[Exercise details]
Print the whole listing below exactly as given, pictures excluded.

[Given entries]
%%

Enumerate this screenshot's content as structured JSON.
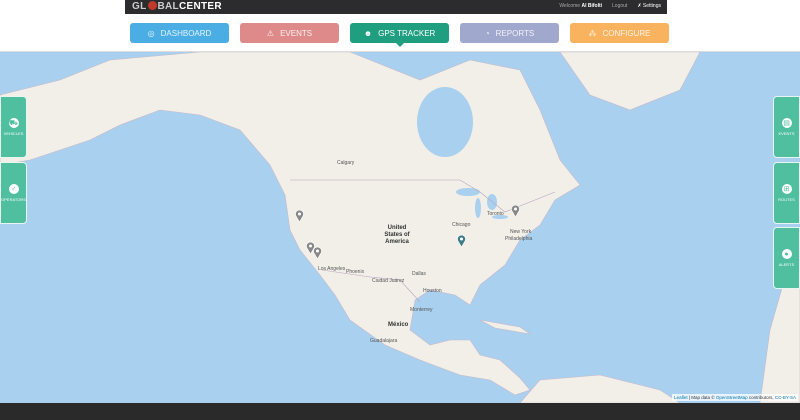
{
  "header": {
    "logo_left": "GL",
    "logo_mid": "BAL",
    "logo_bold": "CENTER",
    "welcome": "Welcome",
    "user": "Al Bifolti",
    "logout": "Logout",
    "settings": "Settings"
  },
  "nav": [
    {
      "label": "DASHBOARD",
      "icon": "dashboard-icon",
      "color": "#4aaee4"
    },
    {
      "label": "EVENTS",
      "icon": "warning-icon",
      "color": "#df8a8a"
    },
    {
      "label": "GPS TRACKER",
      "icon": "user-pin-icon",
      "color": "#1f9e80",
      "active": true
    },
    {
      "label": "REPORTS",
      "icon": "pie-chart-icon",
      "color": "#a1a8ce"
    },
    {
      "label": "CONFIGURE",
      "icon": "sitemap-icon",
      "color": "#f9b25d"
    }
  ],
  "left_panels": [
    {
      "label": "VEHICLES",
      "icon": "car-icon"
    },
    {
      "label": "OPERATORS",
      "icon": "operator-icon"
    }
  ],
  "right_panels": [
    {
      "label": "EVENTS",
      "icon": "events-icon"
    },
    {
      "label": "ROUTES",
      "icon": "routes-icon"
    },
    {
      "label": "ALERTS",
      "icon": "alert-icon"
    }
  ],
  "map": {
    "labels": {
      "country": "United States of America",
      "calgary": "Calgary",
      "chicago": "Chicago",
      "toronto": "Toronto",
      "newyork": "New York",
      "philadelphia": "Philadelphia",
      "dallas": "Dallas",
      "houston": "Houston",
      "losangeles": "Los Angeles",
      "phoenix": "Phoenix",
      "juarez": "Ciudad Juárez",
      "monterrey": "Monterrey",
      "mexico": "México",
      "guadalajara": "Guadalajara"
    },
    "attribution": {
      "leaflet": "Leaflet",
      "text": " | Map data © ",
      "osm": "OpenStreetMap",
      "contrib": " contributors, ",
      "license": "CC-BY-SA"
    }
  }
}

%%

[Solution to this problem]
Enumerate this screenshot's content as structured JSON.
{
  "header": {
    "logo_left": "GL",
    "logo_mid": "BAL",
    "logo_bold": "CENTER",
    "welcome": "Welcome",
    "user": "Al Bifolti",
    "logout": "Logout",
    "settings": "Settings"
  },
  "nav": [
    {
      "label": "DASHBOARD",
      "icon": "dashboard-icon",
      "color": "#4aaee4"
    },
    {
      "label": "EVENTS",
      "icon": "warning-icon",
      "color": "#df8a8a"
    },
    {
      "label": "GPS TRACKER",
      "icon": "user-pin-icon",
      "color": "#1f9e80",
      "active": true
    },
    {
      "label": "REPORTS",
      "icon": "pie-chart-icon",
      "color": "#a1a8ce"
    },
    {
      "label": "CONFIGURE",
      "icon": "sitemap-icon",
      "color": "#f9b25d"
    }
  ],
  "left_panels": [
    {
      "label": "VEHICLES",
      "icon": "car-icon"
    },
    {
      "label": "OPERATORS",
      "icon": "operator-icon"
    }
  ],
  "right_panels": [
    {
      "label": "EVENTS",
      "icon": "events-icon"
    },
    {
      "label": "ROUTES",
      "icon": "routes-icon"
    },
    {
      "label": "ALERTS",
      "icon": "alert-icon"
    }
  ],
  "map": {
    "labels": {
      "country": "United States of America",
      "calgary": "Calgary",
      "chicago": "Chicago",
      "toronto": "Toronto",
      "newyork": "New York",
      "philadelphia": "Philadelphia",
      "dallas": "Dallas",
      "houston": "Houston",
      "losangeles": "Los Angeles",
      "phoenix": "Phoenix",
      "juarez": "Ciudad Juárez",
      "monterrey": "Monterrey",
      "mexico": "México",
      "guadalajara": "Guadalajara"
    },
    "attribution": {
      "leaflet": "Leaflet",
      "text": " | Map data © ",
      "osm": "OpenStreetMap",
      "contrib": " contributors, ",
      "license": "CC-BY-SA"
    }
  }
}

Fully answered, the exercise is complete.